• Extracted records:

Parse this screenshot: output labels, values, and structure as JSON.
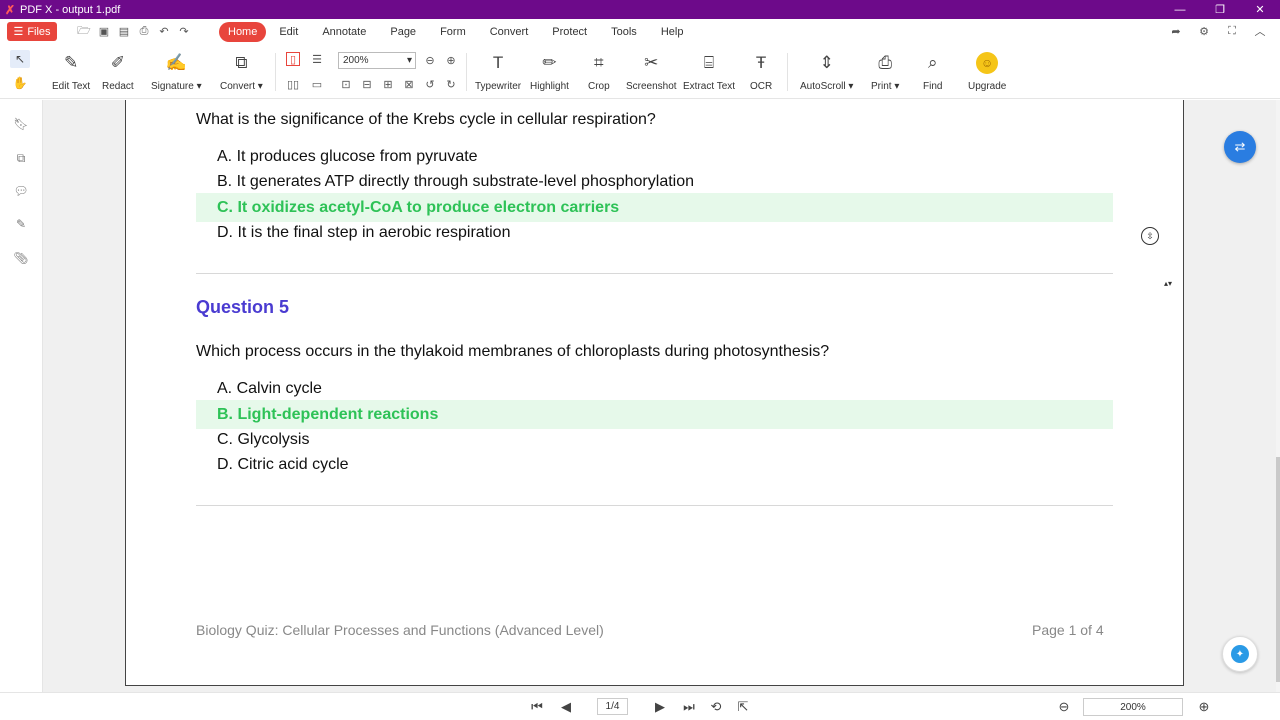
{
  "window": {
    "title": "PDF X - output 1.pdf",
    "controls": [
      "—",
      "❐",
      "✕"
    ]
  },
  "menubar": {
    "files_label": "Files",
    "tabs": [
      "Home",
      "Edit",
      "Annotate",
      "Page",
      "Form",
      "Convert",
      "Protect",
      "Tools",
      "Help"
    ],
    "active_tab": "Home"
  },
  "toolbar": {
    "zoom": "200%",
    "tools": {
      "edit_text": "Edit Text",
      "redact": "Redact",
      "signature": "Signature ▾",
      "convert": "Convert ▾",
      "typewriter": "Typewriter",
      "highlight": "Highlight",
      "crop": "Crop",
      "screenshot": "Screenshot",
      "extract_text": "Extract Text",
      "ocr": "OCR",
      "autoscroll": "AutoScroll ▾",
      "print": "Print ▾",
      "find": "Find",
      "upgrade": "Upgrade"
    }
  },
  "document": {
    "question4": {
      "text": "What is the significance of the Krebs cycle in cellular respiration?",
      "options": [
        "A. It produces glucose from pyruvate",
        "B. It generates ATP directly through substrate-level phosphorylation",
        "C. It oxidizes acetyl-CoA to produce electron carriers",
        "D. It is the final step in aerobic respiration"
      ],
      "correct": "C"
    },
    "question5": {
      "heading": "Question 5",
      "text": "Which process occurs in the thylakoid membranes of chloroplasts during photosynthesis?",
      "options": [
        "A. Calvin cycle",
        "B. Light-dependent reactions",
        "C. Glycolysis",
        "D. Citric acid cycle"
      ],
      "correct": "B"
    },
    "footer_left": "Biology Quiz: Cellular Processes and Functions (Advanced Level)",
    "footer_right": "Page 1 of 4"
  },
  "statusbar": {
    "page_indicator": "1/4",
    "zoom": "200%"
  },
  "colors": {
    "titlebar": "#6d0a8a",
    "accent": "#e8453c",
    "question_heading": "#4a3bd1",
    "correct_text": "#2ec257",
    "correct_bg": "#e6f9ea"
  }
}
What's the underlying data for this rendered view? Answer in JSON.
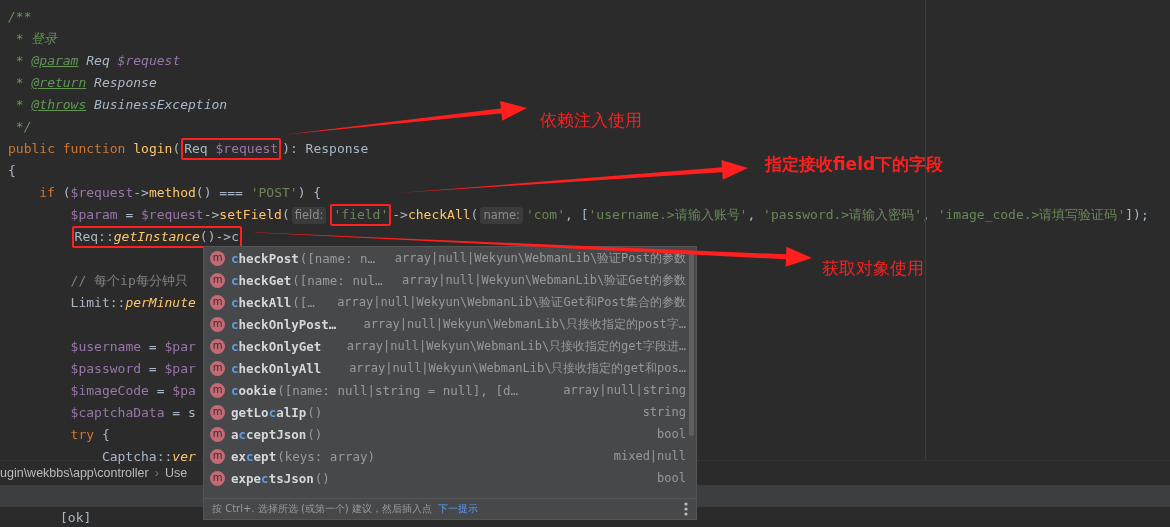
{
  "editor": {
    "lines": [
      {
        "kind": "code",
        "segments": [
          {
            "kind": "code",
            "boxed": false,
            "tokens": [
              {
                "t": "/**",
                "kind": "doc"
              }
            ]
          }
        ]
      },
      {
        "kind": "code",
        "segments": [
          {
            "kind": "code",
            "boxed": false,
            "tokens": [
              {
                "t": " * 登录",
                "kind": "doc"
              }
            ]
          }
        ]
      },
      {
        "kind": "code",
        "segments": [
          {
            "kind": "code",
            "boxed": false,
            "tokens": [
              {
                "t": " * ",
                "kind": "doc"
              },
              {
                "t": "@param",
                "kind": "doctag"
              },
              {
                "t": " Req",
                "kind": "doctype"
              },
              {
                "t": " $request",
                "kind": "docvar"
              }
            ]
          }
        ]
      },
      {
        "kind": "code",
        "segments": [
          {
            "kind": "code",
            "boxed": false,
            "tokens": [
              {
                "t": " * ",
                "kind": "doc"
              },
              {
                "t": "@return",
                "kind": "doctag"
              },
              {
                "t": " Response",
                "kind": "doctype"
              }
            ]
          }
        ]
      },
      {
        "kind": "code",
        "segments": [
          {
            "kind": "code",
            "boxed": false,
            "tokens": [
              {
                "t": " * ",
                "kind": "doc"
              },
              {
                "t": "@throws",
                "kind": "doctag"
              },
              {
                "t": " BusinessException",
                "kind": "doctype"
              }
            ]
          }
        ]
      },
      {
        "kind": "code",
        "segments": [
          {
            "kind": "code",
            "boxed": false,
            "tokens": [
              {
                "t": " */",
                "kind": "doc"
              }
            ]
          }
        ]
      },
      {
        "kind": "code",
        "segments": [
          {
            "kind": "code",
            "boxed": false,
            "tokens": [
              {
                "t": "public function ",
                "kind": "keyword"
              },
              {
                "t": "login",
                "kind": "func"
              },
              {
                "t": "(",
                "kind": "plain"
              }
            ]
          },
          {
            "kind": "code",
            "boxed": true,
            "tokens": [
              {
                "t": "Req ",
                "kind": "plain"
              },
              {
                "t": "$request",
                "kind": "var"
              }
            ]
          },
          {
            "kind": "code",
            "boxed": false,
            "tokens": [
              {
                "t": "): Response",
                "kind": "plain"
              }
            ]
          }
        ]
      },
      {
        "kind": "code",
        "segments": [
          {
            "kind": "code",
            "boxed": false,
            "tokens": [
              {
                "t": "{",
                "kind": "plain"
              }
            ]
          }
        ],
        "children": [
          {
            "kind": "code",
            "segments": [
              {
                "kind": "code",
                "boxed": false,
                "tokens": [
                  {
                    "t": "if",
                    "kind": "keyword"
                  },
                  {
                    "t": " (",
                    "kind": "plain"
                  },
                  {
                    "t": "$request",
                    "kind": "var"
                  },
                  {
                    "t": "->",
                    "kind": "plain"
                  },
                  {
                    "t": "method",
                    "kind": "func"
                  },
                  {
                    "t": "() === ",
                    "kind": "plain"
                  },
                  {
                    "t": "'POST'",
                    "kind": "string"
                  },
                  {
                    "t": ") {",
                    "kind": "plain"
                  }
                ]
              }
            ],
            "children": [
              {
                "kind": "code",
                "segments": [
                  {
                    "kind": "code",
                    "boxed": false,
                    "tokens": [
                      {
                        "t": "$param",
                        "kind": "var"
                      },
                      {
                        "t": " = ",
                        "kind": "plain"
                      },
                      {
                        "t": "$request",
                        "kind": "var"
                      },
                      {
                        "t": "->",
                        "kind": "plain"
                      },
                      {
                        "t": "setField",
                        "kind": "func"
                      },
                      {
                        "t": "(",
                        "kind": "plain"
                      }
                    ]
                  },
                  {
                    "kind": "hint",
                    "boxed": false,
                    "tokens": [
                      {
                        "t": "field:",
                        "kind": "hint"
                      }
                    ]
                  },
                  {
                    "kind": "code",
                    "boxed": true,
                    "tokens": [
                      {
                        "t": "'field'",
                        "kind": "string"
                      }
                    ]
                  },
                  {
                    "kind": "code",
                    "boxed": false,
                    "tokens": [
                      {
                        "t": "->",
                        "kind": "plain"
                      },
                      {
                        "t": "checkAll",
                        "kind": "func"
                      },
                      {
                        "t": "(",
                        "kind": "plain"
                      }
                    ]
                  },
                  {
                    "kind": "hint",
                    "boxed": false,
                    "tokens": [
                      {
                        "t": "name:",
                        "kind": "hint"
                      }
                    ]
                  },
                  {
                    "kind": "code",
                    "boxed": false,
                    "tokens": [
                      {
                        "t": "'com'",
                        "kind": "string"
                      },
                      {
                        "t": ", [",
                        "kind": "plain"
                      },
                      {
                        "t": "'username.>请输入账号'",
                        "kind": "string"
                      },
                      {
                        "t": ", ",
                        "kind": "plain"
                      },
                      {
                        "t": "'password.>请输入密码'",
                        "kind": "string"
                      },
                      {
                        "t": ", ",
                        "kind": "plain"
                      },
                      {
                        "t": "'image_code.>请填写验证码'",
                        "kind": "string"
                      },
                      {
                        "t": "]);",
                        "kind": "plain"
                      }
                    ]
                  }
                ]
              },
              {
                "kind": "code",
                "segments": [
                  {
                    "kind": "code",
                    "boxed": true,
                    "tokens": [
                      {
                        "t": "Req::",
                        "kind": "plain"
                      },
                      {
                        "t": "getInstance",
                        "kind": "static"
                      },
                      {
                        "t": "()->c",
                        "kind": "plain"
                      }
                    ]
                  }
                ]
              },
              {
                "kind": "blank"
              },
              {
                "kind": "code",
                "segments": [
                  {
                    "kind": "code",
                    "boxed": false,
                    "tokens": [
                      {
                        "t": "// 每个ip每分钟只",
                        "kind": "comment"
                      }
                    ]
                  }
                ]
              },
              {
                "kind": "code",
                "segments": [
                  {
                    "kind": "code",
                    "boxed": false,
                    "tokens": [
                      {
                        "t": "Limit::",
                        "kind": "plain"
                      },
                      {
                        "t": "perMinute",
                        "kind": "static"
                      }
                    ]
                  }
                ]
              },
              {
                "kind": "blank"
              },
              {
                "kind": "code",
                "segments": [
                  {
                    "kind": "code",
                    "boxed": false,
                    "tokens": [
                      {
                        "t": "$username",
                        "kind": "var"
                      },
                      {
                        "t": " = ",
                        "kind": "plain"
                      },
                      {
                        "t": "$par",
                        "kind": "var"
                      }
                    ]
                  }
                ]
              },
              {
                "kind": "code",
                "segments": [
                  {
                    "kind": "code",
                    "boxed": false,
                    "tokens": [
                      {
                        "t": "$password",
                        "kind": "var"
                      },
                      {
                        "t": " = ",
                        "kind": "plain"
                      },
                      {
                        "t": "$par",
                        "kind": "var"
                      }
                    ]
                  }
                ]
              },
              {
                "kind": "code",
                "segments": [
                  {
                    "kind": "code",
                    "boxed": false,
                    "tokens": [
                      {
                        "t": "$imageCode",
                        "kind": "var"
                      },
                      {
                        "t": " = ",
                        "kind": "plain"
                      },
                      {
                        "t": "$pa",
                        "kind": "var"
                      }
                    ]
                  }
                ]
              },
              {
                "kind": "code",
                "segments": [
                  {
                    "kind": "code",
                    "boxed": false,
                    "tokens": [
                      {
                        "t": "$captchaData",
                        "kind": "var"
                      },
                      {
                        "t": " = s",
                        "kind": "plain"
                      }
                    ]
                  }
                ]
              },
              {
                "kind": "code",
                "segments": [
                  {
                    "kind": "code",
                    "boxed": false,
                    "tokens": [
                      {
                        "t": "try",
                        "kind": "keyword"
                      },
                      {
                        "t": " {",
                        "kind": "plain"
                      }
                    ]
                  }
                ],
                "children": [
                  {
                    "kind": "code",
                    "segments": [
                      {
                        "kind": "code",
                        "boxed": false,
                        "tokens": [
                          {
                            "t": "Captcha::",
                            "kind": "plain"
                          },
                          {
                            "t": "ver",
                            "kind": "static"
                          }
                        ]
                      }
                    ]
                  }
                ]
              }
            ]
          }
        ]
      }
    ]
  },
  "completion_popup": {
    "items": [
      {
        "icon_letter": "m",
        "name": [
          {
            "text": "c",
            "match": true
          },
          {
            "text": "heckPost",
            "match": false
          }
        ],
        "params": "([name: n…",
        "type": "array|null|Wekyun\\WebmanLib\\验证Post的参数"
      },
      {
        "icon_letter": "m",
        "name": [
          {
            "text": "c",
            "match": true
          },
          {
            "text": "heckGet",
            "match": false
          }
        ],
        "params": "([name: nul…",
        "type": "array|null|Wekyun\\WebmanLib\\验证Get的参数"
      },
      {
        "icon_letter": "m",
        "name": [
          {
            "text": "c",
            "match": true
          },
          {
            "text": "heckAll",
            "match": false
          }
        ],
        "params": "([…",
        "type": "array|null|Wekyun\\WebmanLib\\验证Get和Post集合的参数"
      },
      {
        "icon_letter": "m",
        "name": [
          {
            "text": "c",
            "match": true
          },
          {
            "text": "heckOnlyPost…",
            "match": false
          }
        ],
        "type": "array|null|Wekyun\\WebmanLib\\只接收指定的post字…"
      },
      {
        "icon_letter": "m",
        "name": [
          {
            "text": "c",
            "match": true
          },
          {
            "text": "heckOnlyGet",
            "match": false
          }
        ],
        "type": "array|null|Wekyun\\WebmanLib\\只接收指定的get字段进…"
      },
      {
        "icon_letter": "m",
        "name": [
          {
            "text": "c",
            "match": true
          },
          {
            "text": "heckOnlyAll",
            "match": false
          }
        ],
        "type": "array|null|Wekyun\\WebmanLib\\只接收指定的get和pos…"
      },
      {
        "icon_letter": "m",
        "name": [
          {
            "text": "c",
            "match": true
          },
          {
            "text": "ookie",
            "match": false
          }
        ],
        "params": "([name: null|string = null], [d…",
        "type": "array|null|string"
      },
      {
        "icon_letter": "m",
        "name": [
          {
            "text": "getLo",
            "match": false
          },
          {
            "text": "c",
            "match": true
          },
          {
            "text": "alIp",
            "match": false
          }
        ],
        "params": "()",
        "type": "string"
      },
      {
        "icon_letter": "m",
        "name": [
          {
            "text": "a",
            "match": false
          },
          {
            "text": "c",
            "match": true
          },
          {
            "text": "ceptJson",
            "match": false
          }
        ],
        "params": "()",
        "type": "bool"
      },
      {
        "icon_letter": "m",
        "name": [
          {
            "text": "ex",
            "match": false
          },
          {
            "text": "c",
            "match": true
          },
          {
            "text": "ept",
            "match": false
          }
        ],
        "params": "(keys: array)",
        "type": "mixed|null"
      },
      {
        "icon_letter": "m",
        "name": [
          {
            "text": "expe",
            "match": false
          },
          {
            "text": "c",
            "match": true
          },
          {
            "text": "tsJson",
            "match": false
          }
        ],
        "params": "()",
        "type": "bool"
      }
    ],
    "footer": {
      "hint": "按 Ctrl+. 选择所选 (或第一个) 建议，然后插入点",
      "link": "下一提示"
    }
  },
  "breadcrumb": {
    "path": "ugin\\wekbbs\\app\\controller",
    "separator": "›",
    "current": "Use"
  },
  "console": {
    "text": "[ok]"
  },
  "annotations": [
    {
      "label": "依赖注入使用",
      "bold": false
    },
    {
      "label": "指定接收field下的字段",
      "bold": true
    },
    {
      "label": "获取对象使用",
      "bold": false
    }
  ]
}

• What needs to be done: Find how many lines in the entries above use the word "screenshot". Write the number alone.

• Result for this exercise: 2